Come the fall, four senior girls from Port Rowing, Julianna Franklin, Perry McLoughlin, Samantha Angel and Olivia Morin, will join Division I programs across the country. In recent interviews, each of the girls spoke about their experiences on our local team and what Port Rowing meant to them.
More than anything else, the girls attributed Port’s rigorous training schedule to their mental endurance. Practicing daily at 5 a.m., Julianna Franklin, for example, says the sport had improved her resilience like no other, and without it, she simply wouldn’t have the drive to be on top of her school work. It wasn’t just the timing of these practices either; it was the intensity. Spending hours a day on the water, Franklin felt as if she had trained well past her breaking points. And although it may sound cruel, it’s exactly what’ll help her and the rest of these girls later on.
As Franklin puts it, “I am now prepared to row through any rough waters in life,” and she plans on taking that attitude to the University of Alabama, where she’ll be studying on a Pre-Law track.
But rowing was just as much personal for these girls as it was social. When put in a boat with nine others, they all agreed a special connection had formed. Each of them attributed the physically close, high-pressure environment to fostering cooperation and communication on the next level, and that was especially true for Perry McLoughlin, who was her boat’s coxswain/leader. Starting this position as a freshman, McLoughlin realized that having strong relationships with her teammates was not just facilitative, but necessary to her boat’s success. So after three years of developing these friendships, she’s happy to say that those she had rowed with had become her best friends, and all of them were able to share their successes together.
“I am infinitely grateful for each connection I have made through this program,” she said in her interview, and she looks forward to seeing a similar pattern occur at the University of Washington-Seattle.
The athletes also mentioned Port Rowing’s unmatched inclusivity, best shown by the team’s openness to all types of students, sports-playing or not. Samantha Angel, for example, had spent years juggling three sports, yet still hadn’t found her passion in any of them. So, on a bit of a whim, she decided to row, and by the time her first-week blisters had healed, she was in love with both the sport and the program.
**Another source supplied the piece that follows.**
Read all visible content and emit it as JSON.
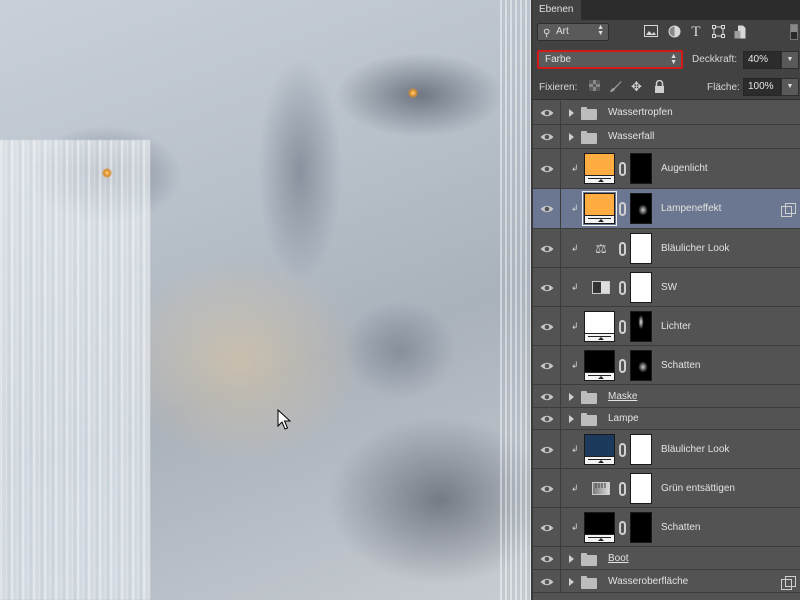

She claims the immediate kindness she received, on top of the camaraderie she observed, was what helped spark the switch. Of course, she expects nothing less up at Boston University when rowing on the Charles.
Olivia Morin shared similar sentiments as she too was a multi-sport athlete before joining her junior year. And again, she was shocked by the unwavering support from her coaches and teammates during her first couple of months, and not once did she feel out of place. This impression went a long way, for she’ll be continuing her career at the University of Virginia, a powerhouse in women’s rowing.
Individual experiences aside, rowing has historically been a safe haven for female athletes. As one of the first sports to offer opportunities to women, it quickly became a driving force behind the gender equality movement in athletics. Today, women’s rowing has the highest ratio of collegiate scholarships to high school participants of any sport. Thus, if anyone is interested in joining this amazing team (male or female), check out www.portrowing.org for more information.